Regrets, He's Had A Few: A Look At Obama's Final State Of The Union
President Obama employed his trademark soaring rhetoric Tuesday in his final State of the Union speech, but its effect lacked the usual panache. Stretches of the speech seemed devoid of applause lines, and at times the audience was lackluster and the president a bit flat in his delivery.
There were highlights, no doubt, as when Obama aptly named Vice President Biden to lead a renewed effort to eradicate cancer. This reach-for-the stars optimism about what government can achieve has been a favorite device of Democratic speechwriters going back at least to the space-flight aspirations of the Kennedy Administration, and embodies a can-do attitude the nation seems to be grasping for at present.
While one of Obama’s favorite pastimes has been to blame Congress for D.C. dysfunction, he is often slow to recognize his own role in the poisoned dynamics between the separate but equal branches.
Obama was also particularly strong placing present problems in the Middle East and the challenges of China’s emerging economy into long-term political context, emphasizing the stabilizing leadership role that the U.S. – not Moscow or Beijing – would continue to play in the world.
Yet despite these and some other moments of chest-thumping about the U.S. military response to terrorists (“we have to take them out”), there was almost a wistful feeling overhanging parts of the speech. It didn’t originate so much from the notion that this was Obama’s last appearance in the role, but more so from a sense of opportunities missed.
Obama himself set aside his defiance and confidence for a moment and acknowledged that one of his “few regrets” as president was the reality that partisan rancor is worse now than when he took office nearly eight years ago. While one of Obama’s favorite pastimes has been to blame Congress for D.C. dysfunction, he is often slow to recognize his own role in the poisoned dynamics between the separate but equal branches.
Shortly after his historic election, Obama had an opportunity to bridge the partisanship divide and change the course of the nation. But like his predecessor President George W. Bush after 9/11, Obama fumbled away that chance. He prioritized his vision to change the ideology of the country – as President Reagan had 30 years prior – over the country’s more immediate and pressing needs.
In his relations with Congress, Obama didn’t draw on the well of patience and the long game strategy of rising above conflict that his administration has used effectively in diplomacy with adversaries like Cuba and Iran.
And like clockwork, Obama on Tuesday exhibited the same disjointed approach from past State of the Union speeches by bashing Congress in its own House, repeatedly poking fun at its members, but then lamenting that the future will be brighter for the nation “only if we fix our politics.” It doesn’t work that way, and the president should have figured that out after nearly two terms in office.

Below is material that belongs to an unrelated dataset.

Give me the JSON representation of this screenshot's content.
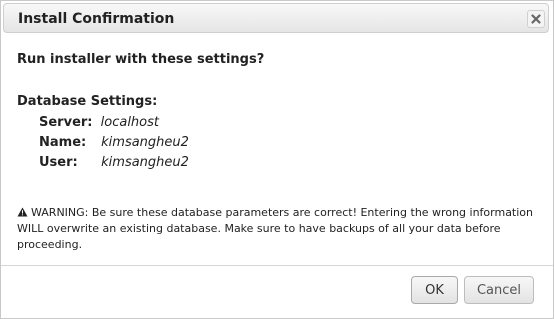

Thus, the State of the Union now reveals a vast partisan chasm and the electorate is confronted with two populists – Donald Trump and Bernie Sanders – who have the ear of many angry and disenfranchised Americans.
Every president seeks this type of political immortality, but life – and politics – move on rapidly, especially inside the Beltway.
Obama certainly tried to reach forward to November. In his section on U.S. “leadership” Obama attacked each of the three leading GOP contenders – Trump, Ted Cruz and Marco Rubio – very precisely on the issues, but without using their names. He marched through a checklist of unfinished business to lay out a political plan for the next 10 months and beyond, as a reminder to keep his agenda alive. Every president seeks this type of political immortality, but life – and politics – move on rapidly, especially inside the Beltway.
The State of the Union lent some credence to the criticism that Obama has been a bit tone-deaf at times in his second term. His rosy portrayal of the economy and unqualified claims of success in foreign policy left one wondering how detached and insulated from critical analysis the president may have become over his eight years in office. About two-thirds of likely voters think the nation is on the wrong track, but Obama never acknowledged that he may have had a hand in that dismal perception.
In previous State of the Union speeches, there was a sense of possibility that the Obama presidency could still live up to its perhaps unreasonably high expectations. This time around, however, the sense of inspiration was largely replaced by a sense of imminent transition toward an uncertain political future.